[media-credit name=”stock.xchng” align=”alignleft” width=”224″][/media-credit]Bad grammar aside, today was an exercise in flexibility… and also in failing forward. I know gymnasts actively pursue flexibility. I am finding that I need to do the same.
Today, I dealt with power outages which interrupted a computerized standardized test… which will have to be re-administered at some strange time…. which also caused me to have 29 students who needed a new activity that did not involve the internet or server. I had another perfectly planned activity later in the day, and the website we were visiting went down…. which caused some minor chaos until I decided to walk students through the troubleshooting process… which meant we had to move to plan B…. which quickly became plan C.

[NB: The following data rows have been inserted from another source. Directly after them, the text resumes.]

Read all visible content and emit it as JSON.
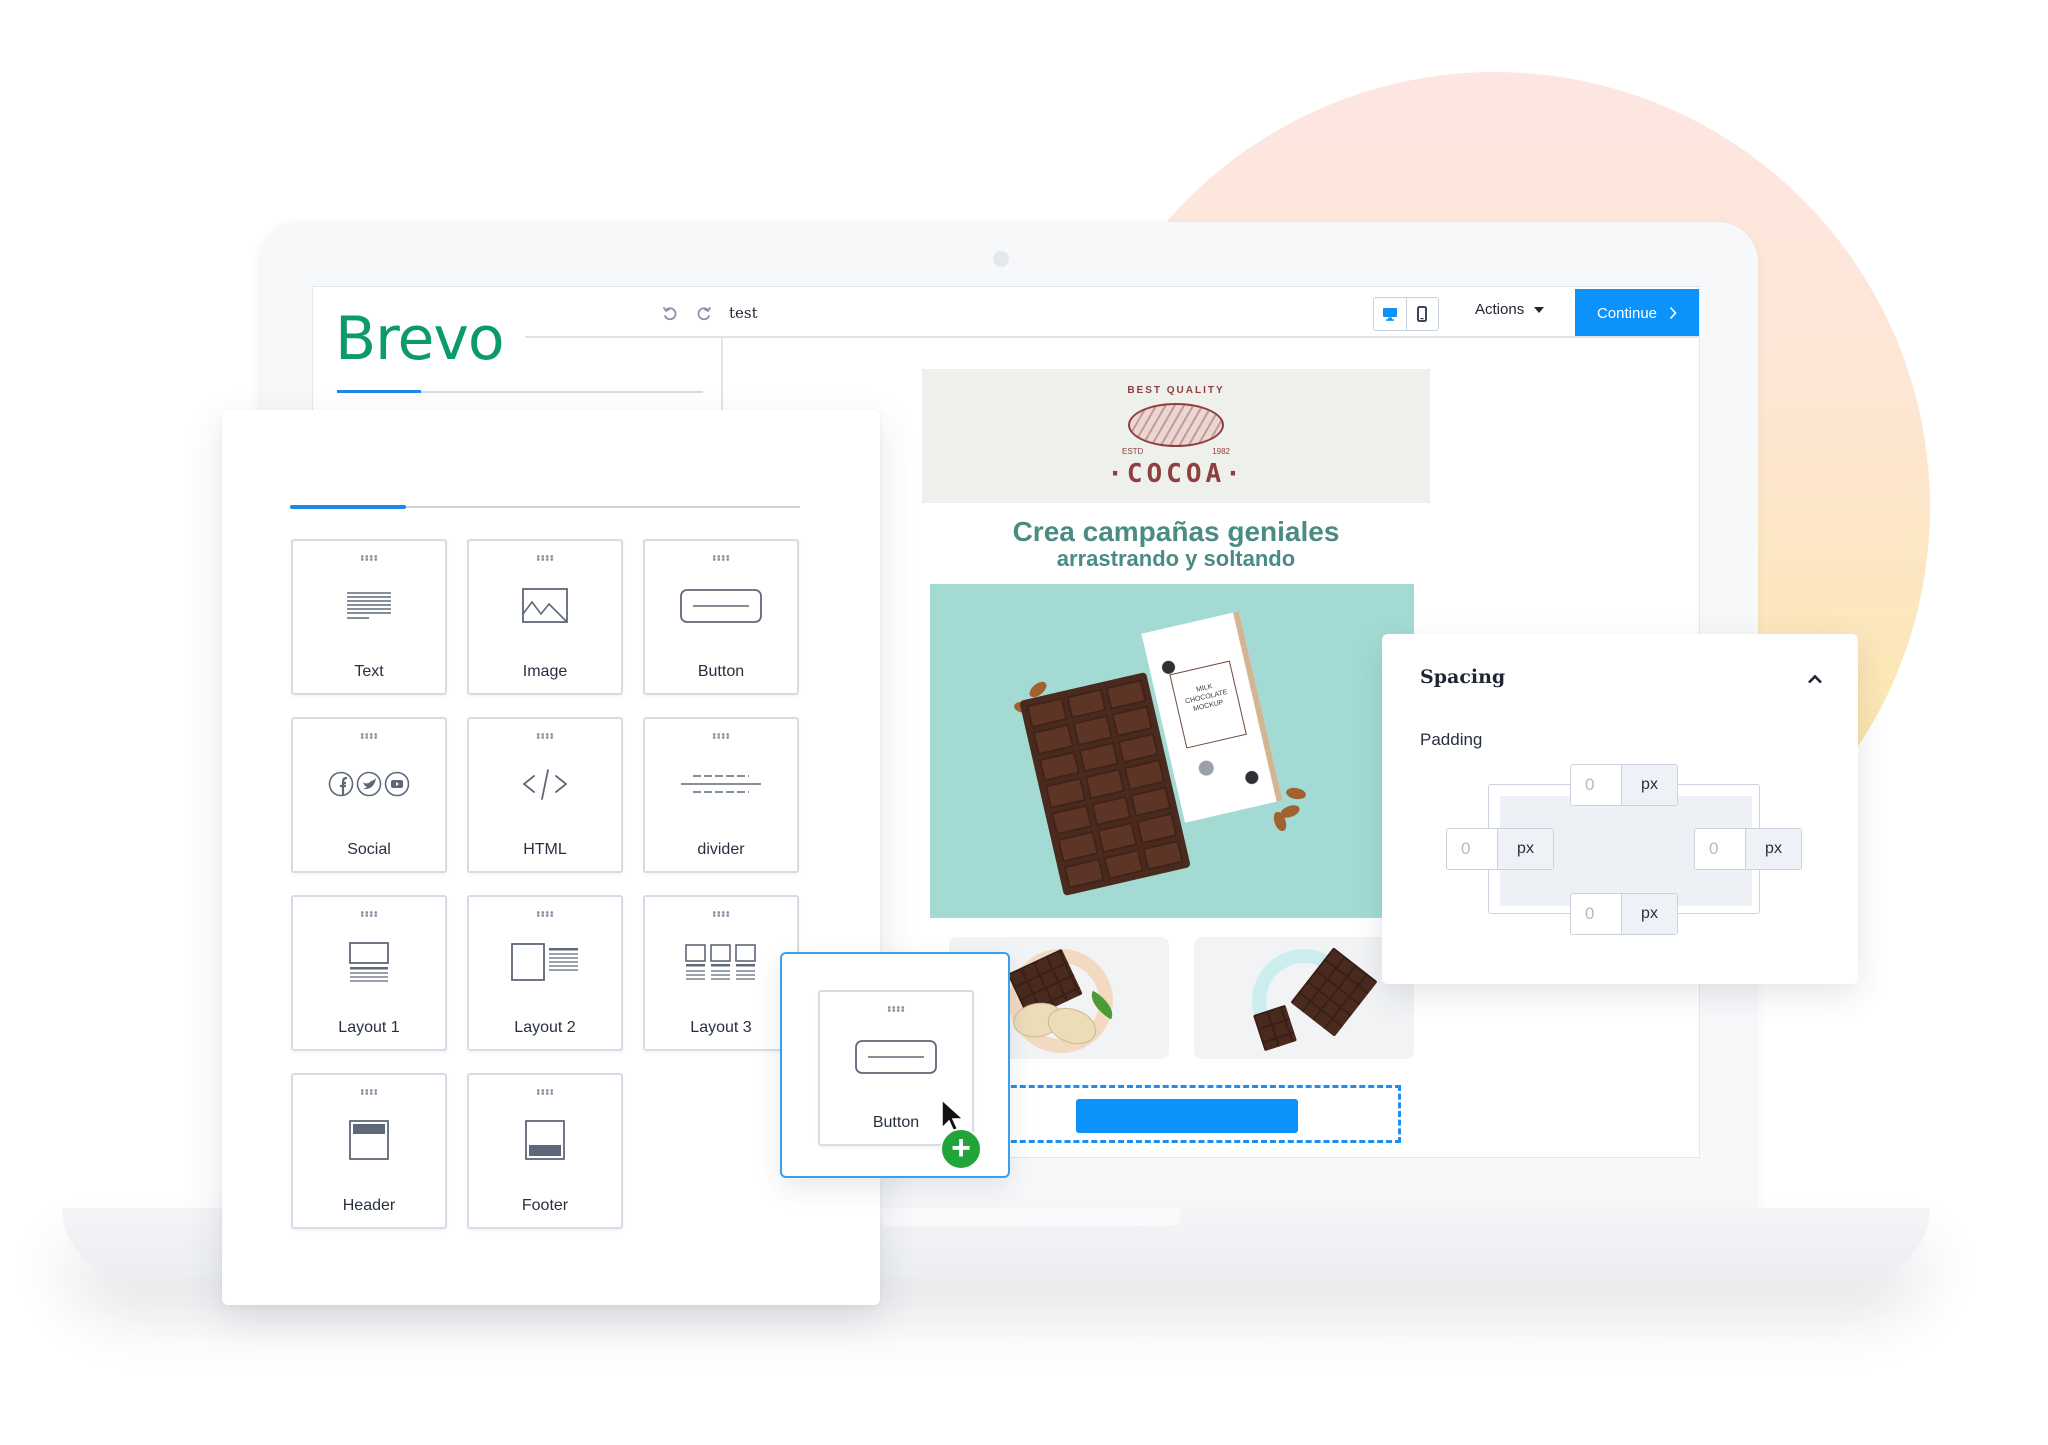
{
  "editor": {
    "brand": "Brevo",
    "document_name": "test",
    "undo_icon": "undo-icon",
    "redo_icon": "redo-icon",
    "device_toggle": [
      {
        "icon": "desktop-icon",
        "active": true
      },
      {
        "icon": "mobile-icon",
        "active": false
      }
    ],
    "actions_label": "Actions",
    "continue_label": "Continue",
    "accent_color": "#0b92fb",
    "brand_color": "#0b996e"
  },
  "email": {
    "header_logo": {
      "top_text": "BEST QUALITY",
      "estd": "ESTD",
      "year": "1982",
      "name": "·COCOA·"
    },
    "title_line1": "Crea campañas geniales",
    "title_line2": "arrastrando y soltando",
    "hero_image": {
      "label_line1": "MILK",
      "label_line2": "CHOCOLATE",
      "label_line3": "MOCKUP"
    },
    "thumbnails": [
      "chocolate-pistachio-image",
      "broken-chocolate-bar-image"
    ],
    "title_color": "#4a8c84"
  },
  "blocks_panel": {
    "blocks": [
      {
        "label": "Text",
        "icon": "text-icon"
      },
      {
        "label": "Image",
        "icon": "image-icon"
      },
      {
        "label": "Button",
        "icon": "button-icon"
      },
      {
        "label": "Social",
        "icon": "social-icon"
      },
      {
        "label": "HTML",
        "icon": "code-icon"
      },
      {
        "label": "divider",
        "icon": "divider-icon"
      },
      {
        "label": "Layout 1",
        "icon": "layout-1-icon"
      },
      {
        "label": "Layout 2",
        "icon": "layout-2-icon"
      },
      {
        "label": "Layout 3",
        "icon": "layout-3-icon"
      },
      {
        "label": "Header",
        "icon": "header-icon"
      },
      {
        "label": "Footer",
        "icon": "footer-icon"
      }
    ]
  },
  "dragging": {
    "label": "Button",
    "icon": "button-icon",
    "badge": "+"
  },
  "spacing": {
    "title": "Spacing",
    "padding_label": "Padding",
    "unit": "px",
    "top": "0",
    "right": "0",
    "bottom": "0",
    "left": "0"
  }
}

And inside, I’m screaming “What happened to Plan A?” I liked Plan A. I invested time and energy in Plan A. Plan B? Bah, that’s for those who can’t properly plan a Plan A. And Plan C? Never heard of it.
One of the sayings that has been buzzing around my district/building lately is “Plan. Do. Adjust.”, which is an iteration of the Plan, Do, Check, Act method. If I look at myself and my reactions critically, I love to live in “Plan” mode. As a technology teacher, this is important, but it’s even more crucial to be able to change plans on a dime in order to adjust to a new technology problem, or something I learned about on Twitter that is a better fit for the content I’m trying to deliver. It’s all about being able to do what we need to teach our students to do…… LEARN, UNLEARN, RELEARN. As Alvin Toffler says,
“The illiterates of the 21st century will not be those who cannot read and write but those who cannot learn, unlearn, and relearn.”
Being flexible in mind requires practice, just as being a flexible gymnast requires practice. It’s hard to get out of our mental ruts, and to quickly adjust to something new.
How are you stretching yourself in this area? Are you a perfectionistic planner? How are you reframing your daily ‘adjusts’ so they help you become a more flexible educator?